1.........  Hudson River       Paerdegat Basin..  718-251-9791;      May 1-Oct 31;             10-14  Free.
             Yacht Club.                           Channel 71.        daily, 10 a.m.-5

[[Page 66929]]

2.........  Coney Island WWTP  Shellbank Creek..  718-743-0990;      May 1-Oct 31; 24           8-10  Free.
                                                   Channel 13.        hrs.
3.........  Rockaway WWTP....  Jamaica Bay......  718-474-3663;      May 1-Oct 31; 24          10-14  Free.
                                                   Channel 68.        hrs.
4.........  NY/NJ Baykeeper's  Jamaica Bay......  732-337-9262;      Memorial Day to             N/A  Free.
             24 foot sewage-                       Channel 9.         Labor Day;
             pumpout vessel.                                          Sunrise to

Based on the above, EPA hereby makes a final affirmative determination 
that adequate facilities for the safe and sanitary removal and 
treatment of sewage from all vessels are available for the open waters 
and tributaries of the Bay of the New York City metropolitan area.

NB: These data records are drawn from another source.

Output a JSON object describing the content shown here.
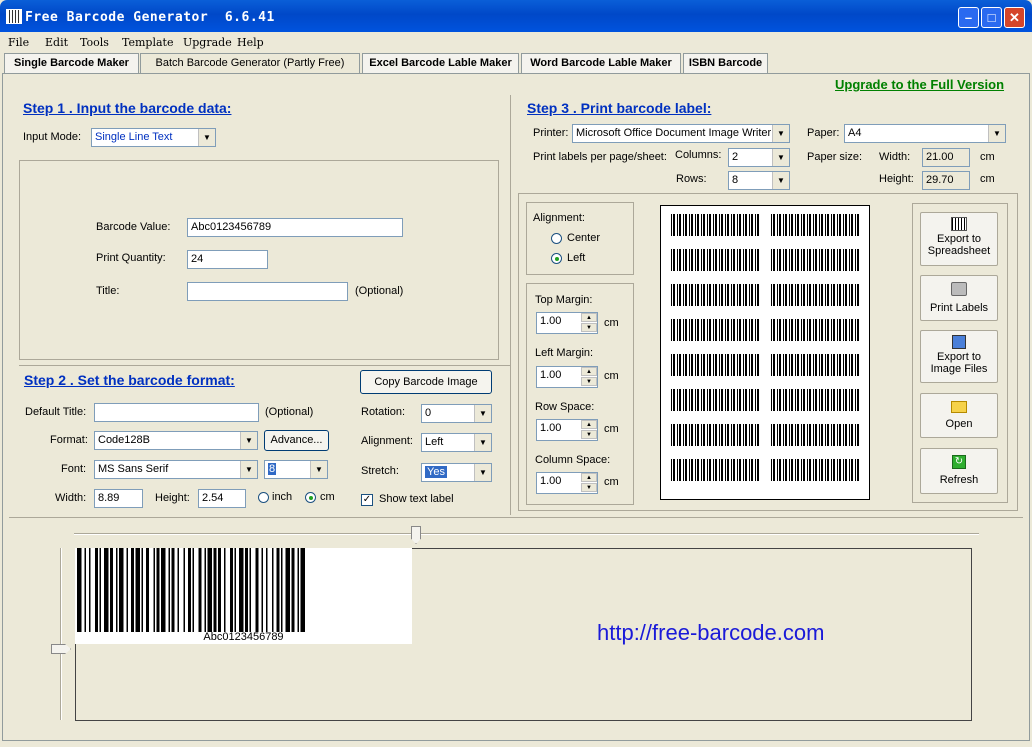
{
  "window": {
    "title": "Free Barcode Generator  6.6.41"
  },
  "menu": [
    "File",
    "Edit",
    "Tools",
    "Template",
    "Upgrade",
    "Help"
  ],
  "tabs": [
    "Single Barcode Maker",
    "Batch Barcode Generator (Partly Free)",
    "Excel Barcode Lable Maker",
    "Word Barcode Lable Maker",
    "ISBN Barcode"
  ],
  "upgrade_link": "Upgrade to the Full Version",
  "step1": {
    "title": "Step 1 .  Input the barcode data:",
    "input_mode_label": "Input Mode:",
    "input_mode_value": "Single Line Text",
    "barcode_value_label": "Barcode Value:",
    "barcode_value": "Abc0123456789",
    "print_qty_label": "Print Quantity:",
    "print_qty": "24",
    "title_label": "Title:",
    "title_value": "",
    "optional": "(Optional)"
  },
  "step2": {
    "title": "Step 2 . Set the barcode format:",
    "copy_button": "Copy Barcode Image",
    "default_title_label": "Default Title:",
    "default_title_value": "",
    "optional": "(Optional)",
    "format_label": "Format:",
    "format_value": "Code128B",
    "advance_button": "Advance...",
    "font_label": "Font:",
    "font_value": "MS Sans Serif",
    "font_size": "8",
    "width_label": "Width:",
    "width_value": "8.89",
    "height_label": "Height:",
    "height_value": "2.54",
    "unit_inch": "inch",
    "unit_cm": "cm",
    "rotation_label": "Rotation:",
    "rotation_value": "0",
    "alignment_label": "Alignment:",
    "alignment_value": "Left",
    "stretch_label": "Stretch:",
    "stretch_value": "Yes",
    "show_text_label": "Show text label"
  },
  "step3": {
    "title": "Step 3 . Print barcode label:",
    "printer_label": "Printer:",
    "printer_value": "Microsoft Office Document Image Writer",
    "paper_label": "Paper:",
    "paper_value": "A4",
    "per_page_label": "Print labels per page/sheet:",
    "columns_label": "Columns:",
    "columns_value": "2",
    "rows_label": "Rows:",
    "rows_value": "8",
    "paper_size_label": "Paper size:",
    "width_label": "Width:",
    "width_value": "21.00",
    "height_label": "Height:",
    "height_value": "29.70",
    "unit": "cm",
    "alignment_label": "Alignment:",
    "center_label": "Center",
    "left_label": "Left",
    "top_margin_label": "Top Margin:",
    "top_margin": "1.00",
    "left_margin_label": "Left Margin:",
    "left_margin": "1.00",
    "row_space_label": "Row Space:",
    "row_space": "1.00",
    "column_space_label": "Column Space:",
    "column_space": "1.00",
    "buttons": {
      "export_spreadsheet": [
        "Export to",
        "Spreadsheet"
      ],
      "print_labels": "Print Labels",
      "export_image": [
        "Export to",
        "Image Files"
      ],
      "open": "Open",
      "refresh": "Refresh"
    }
  },
  "preview": {
    "barcode_text": "Abc0123456789",
    "url": "http://free-barcode.com"
  }
}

    Dated: September 30, 2011.
Judith A. Enck,
Regional Administrator, Region 2.
[FR Doc. 2011-27990 Filed 10-27-11; 8:45 am]